The first excerpt represents the past or something you must release, and is drawn from War of the Worlds by H. G. Wells:

I marched on recklessly towards this Titan, and then, as I drew nearer and the light grew, I saw that a multitude of black birds was circling and clustering about the hood. At that my heart gave a bound, and I began running along the road.

I hurried through the red weed that choked St. Edmund's Terrace (I waded breast-high across a torrent of water that was rushing down from the waterworks towards the Albert Road), and emerged upon the grass before the rising of the sun. Great mounds had been heaped about the crest of the hill, making a huge redoubt of it--it was the final and

War of the Worlds
The second excerpt represents the present or the deciding factor of the moment, and is drawn from Pathology of Lying, Etc. by William and Mary Healy:

son. Cross-questioned afterward, the boy (evidently remembering what he said before) states these practices with him began the night he came home three years ago, but they had been going on with his sister before that. He knows this because his mother wrote and told him about it. His uncle wrote and told her to put a stop to it, but the step-father intimidates her with a revolver.

Our notes state that one afternoon when tests were being given him, John seemed to be in an excited state and often interrupted the procedure with talking. Seen in the hallway soon afterwards he waved his hand and insisted on telling more about home

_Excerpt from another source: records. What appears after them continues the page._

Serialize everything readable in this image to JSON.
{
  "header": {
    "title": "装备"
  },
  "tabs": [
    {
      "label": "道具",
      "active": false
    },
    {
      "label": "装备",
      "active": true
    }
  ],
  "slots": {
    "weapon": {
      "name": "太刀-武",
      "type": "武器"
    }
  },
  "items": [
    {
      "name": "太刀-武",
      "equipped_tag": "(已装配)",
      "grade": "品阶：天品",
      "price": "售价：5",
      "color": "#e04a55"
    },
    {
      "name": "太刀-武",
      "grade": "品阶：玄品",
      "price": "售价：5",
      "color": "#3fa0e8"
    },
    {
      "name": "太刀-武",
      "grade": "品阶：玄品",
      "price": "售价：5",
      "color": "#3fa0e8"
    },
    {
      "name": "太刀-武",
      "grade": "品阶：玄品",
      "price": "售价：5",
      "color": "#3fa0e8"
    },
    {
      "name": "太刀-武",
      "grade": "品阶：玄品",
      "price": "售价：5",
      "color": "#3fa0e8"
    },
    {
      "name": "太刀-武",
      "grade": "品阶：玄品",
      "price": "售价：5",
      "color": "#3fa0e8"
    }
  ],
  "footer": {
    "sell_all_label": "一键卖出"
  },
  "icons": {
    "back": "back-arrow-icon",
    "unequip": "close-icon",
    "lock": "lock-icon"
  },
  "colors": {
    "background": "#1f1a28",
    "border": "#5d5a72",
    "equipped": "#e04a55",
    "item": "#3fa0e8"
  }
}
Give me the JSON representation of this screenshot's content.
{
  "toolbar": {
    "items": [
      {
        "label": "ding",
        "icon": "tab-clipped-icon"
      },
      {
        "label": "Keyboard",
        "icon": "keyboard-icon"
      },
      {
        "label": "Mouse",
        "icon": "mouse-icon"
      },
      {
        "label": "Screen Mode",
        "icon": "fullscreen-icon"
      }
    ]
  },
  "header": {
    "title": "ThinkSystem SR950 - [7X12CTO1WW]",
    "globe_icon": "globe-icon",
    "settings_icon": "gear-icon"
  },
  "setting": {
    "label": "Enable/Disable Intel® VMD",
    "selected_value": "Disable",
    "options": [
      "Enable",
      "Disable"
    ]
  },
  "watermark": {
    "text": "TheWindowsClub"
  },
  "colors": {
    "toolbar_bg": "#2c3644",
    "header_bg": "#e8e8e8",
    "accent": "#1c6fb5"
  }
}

The third excerpt represents the future or something you must embrace, and is drawn from Alexandria and her Schools by Charles Kingsley:

all but equalled the Egyptian fame of Aristarchus. Insolent! What right had an Asiatic to know anything? So Aristarchus flew furiously on Crates, being a man of plain common sense, who felt a correct reading a far more important thing than any of Crates's illustrations, aesthetic, historical, or mythological; a preference not yet quite extinct, in one, at least, of our Universities. "Sir," said a clever Cambridge Tutor to a philosophically inclined freshman, "remember, that our business is to translate Plato correctly, not to discover his meaning." And, paradoxical as it may seem, he was right. Let us first have accuracy, the merest mechanical accuracy, in every branch of knowledge. Let us know what the thing is which we are looking at. Let us know the exact